  2. Social Media Sites
  3. Blogs
  4. Financial Accounts
  5. Music Files
  6. Photographs
  7. Videos
  8. Customer Database
  9. Cryptocurrency

The list goes on, but these are a few common personal online assets. Read More...

The Real Estate Investors Guide for Choosing an Executor of Your Estate Plan


We love what we do. 

I'm not sure if it's always obvious, but perhaps you can take a cue from the fact that I take the time to post you these sorts of notes on a regular basis, if not by other factors.

We love this stuff, and consequently, we work hard for our Salt Lake County clients.

Crafting elegant, tax-saving and easy-to-understand strategies to help you save on your taxes is a joy.And, of course, removing from our clients the annoying hassle of dealing closely with government paperwork, deadlines and personnel -- while not exactly a "joy" -- provides us with great satisfaction because we know that we get to serve our clients and help them not have to deal with stuff that isn't exactly "fun".

But sometimes (usually a rare instance), there are circumstances in which, despite great planning and implementation of strategy, things go sideways.

That is REALLY not fun.

A couple weeks ago, I wrote about Estate Planning, and I do want to touch on it one more time here today -- despite the fact that it isn't our primary area of service. It's such a critical part of a family's financial picture, but it doesn't really get focused on, occasionally only until it's too late.

You see, even the most well-crafted estate plan can be ruined by a poor choice of executor.

Of course, we can always do our best to help our Salt Lake County clients and and their families deal with it and navigate through this poor choice, once it becomes apparent -- we have definitely handled that sort of thing.

But it's always better if the choice is made well.

So, this week, I have some words about this, as you consider your current executor, and whether they fit the profile ...

And by the way, this is just as important for the single person as it is for those who have families to think about.  Last year I lost my brother-in-law, Thad.  He was an "old bachelor".  He had a trust, so we were able distribute his one asset, a Mazda Miata, without losing stride.

Janet Behm's Guide For Choosing An Executor Of Your Estate Plan
“Many receive advice, only the wise profit from it.” - Harper Lee

Whenever you have any kind of estate plan in place, your executor is the person who manages the process when it is actually "executed". They are what is called a "fiduciary", which means he or she must be someone who will act in good faith when handling your affairs.

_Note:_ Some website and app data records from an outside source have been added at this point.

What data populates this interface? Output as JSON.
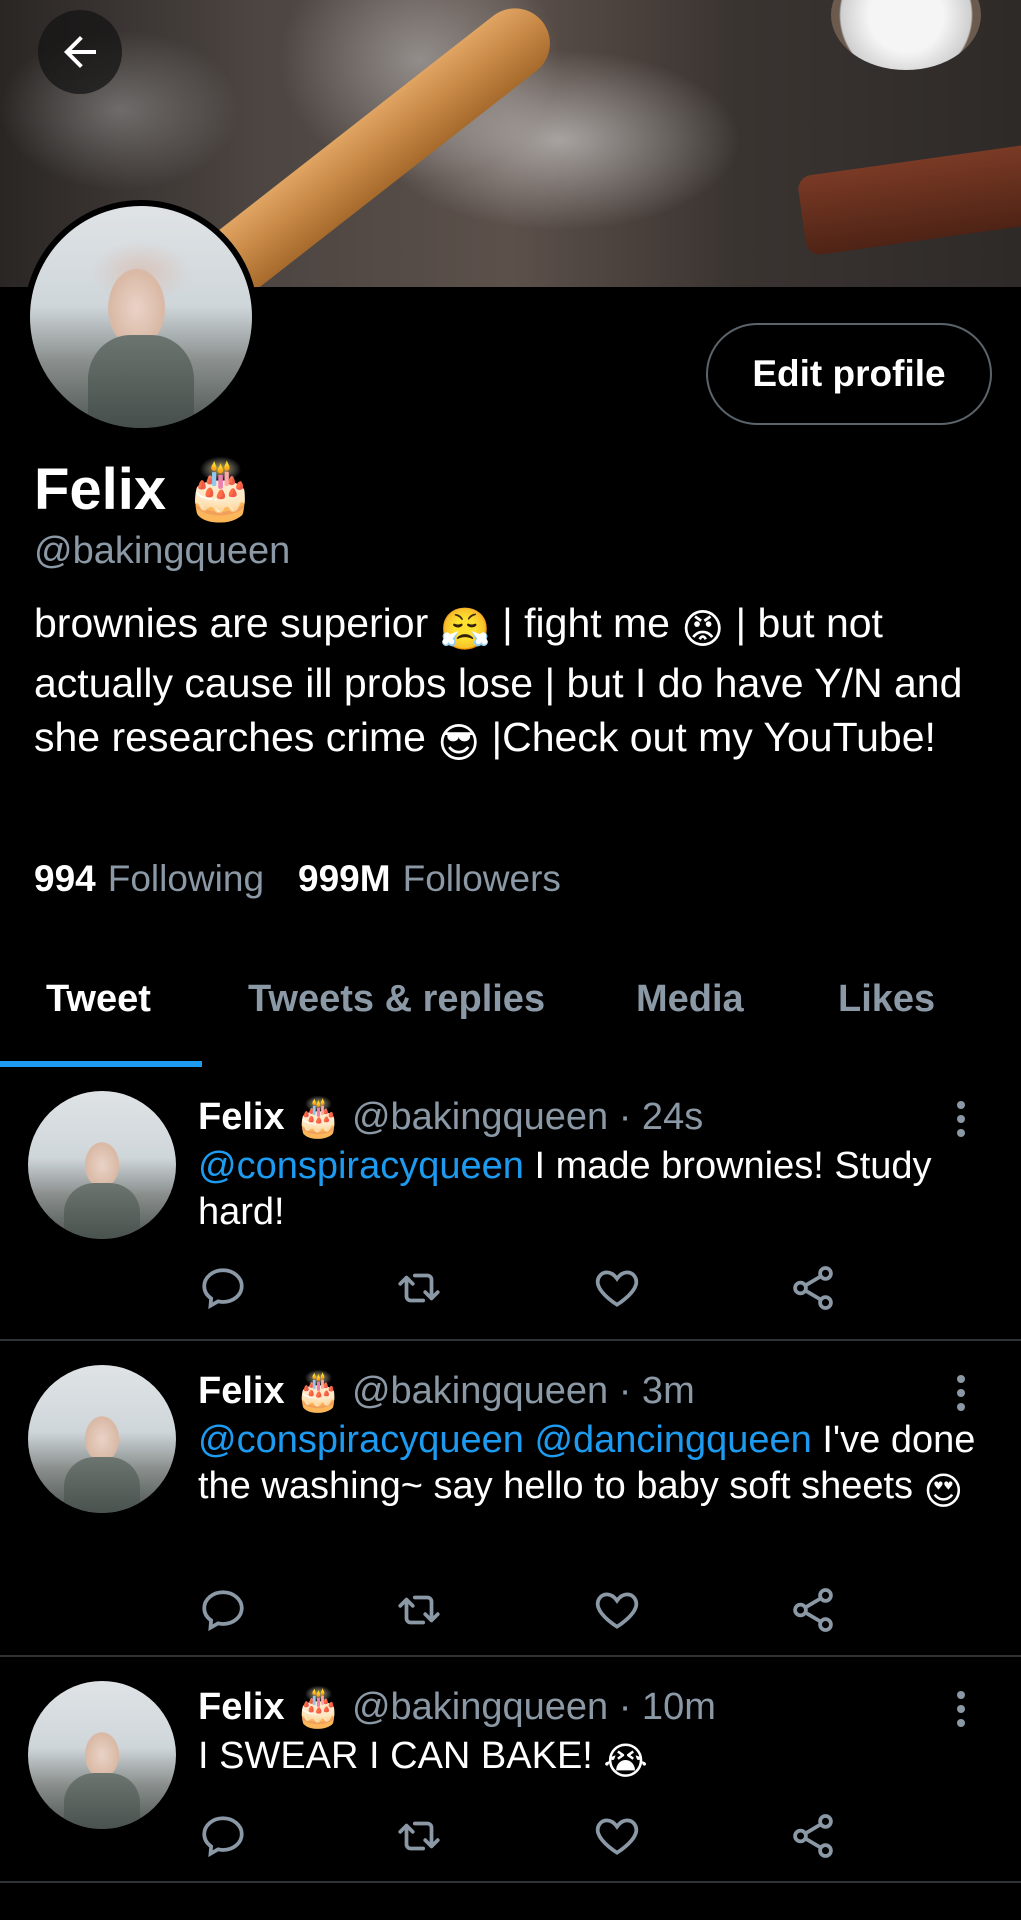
{
  "profile": {
    "display_name": "Felix",
    "name_emoji": "🎂",
    "handle": "@bakingqueen",
    "edit_label": "Edit profile",
    "bio_parts": {
      "p1": "brownies are superior ",
      "e1": "😤",
      "p2": " | fight me ",
      "e2": "😡",
      "p3": " | but not actually cause ill probs lose | but I do have Y/N and she researches crime ",
      "e3": "😎",
      "p4": " |Check out my YouTube!"
    },
    "following_count": "994",
    "following_label": "Following",
    "followers_count": "999M",
    "followers_label": "Followers"
  },
  "tabs": [
    {
      "label": "Tweet"
    },
    {
      "label": "Tweets & replies"
    },
    {
      "label": "Media"
    },
    {
      "label": "Likes"
    }
  ],
  "tweets": [
    {
      "name": "Felix",
      "emoji": "🎂",
      "meta": "@bakingqueen · 24s",
      "mention1": "@conspiracyqueen",
      "text": " I made brownies! Study hard!"
    },
    {
      "name": "Felix",
      "emoji": "🎂",
      "meta": "@bakingqueen · 3m",
      "mention1": "@conspiracyqueen",
      "mention2": " @dancingqueen",
      "text": " I've done the washing~ say hello to baby soft sheets ",
      "end_emoji": "😍"
    },
    {
      "name": "Felix",
      "emoji": "🎂",
      "meta": "@bakingqueen · 10m",
      "text": "I SWEAR I CAN BAKE! ",
      "end_emoji": "😭"
    }
  ],
  "icons": {
    "back": "arrow-left-icon",
    "reply": "reply-icon",
    "retweet": "retweet-icon",
    "like": "heart-icon",
    "share": "share-icon",
    "more": "more-vertical-icon"
  },
  "colors": {
    "background": "#000000",
    "accent": "#1d9bf0",
    "secondary_text": "#8b98a5",
    "divider": "#2f3336"
  }
}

He or she cannot take advantage of his or her position, or unfairly profit from financial transactions from your estate. The executor will meet the standard of a fiduciary duty if he or she does a competent, honest job.
You want your fiduciary to be both trustworthy and capable of handling the tasks.You have to have complete faith in him or her. Make sure he or she understands the responsibility of the job and is willing to accept it. This obviously should require a discussion before you make your Will.

Oh, and if you make NO plan, the state will be the one who chooses your executor through a process called probate.
It sounds a bit strange, but name someone who is healthy and likely to be around after your death. To be secure, you should definitely select at least one successor executor to serve if your first choice is unable or unwilling to do so when the time comes.
For many people, the choice is obvious -- their spouse. Others select a close friend, a grown child or other close relative. If no obvious person comes to mind, make a list of your possible selections and use common sense (and this article as your guide) to make the wisest choice.

Remember, as I wrote last week ...

An executor must: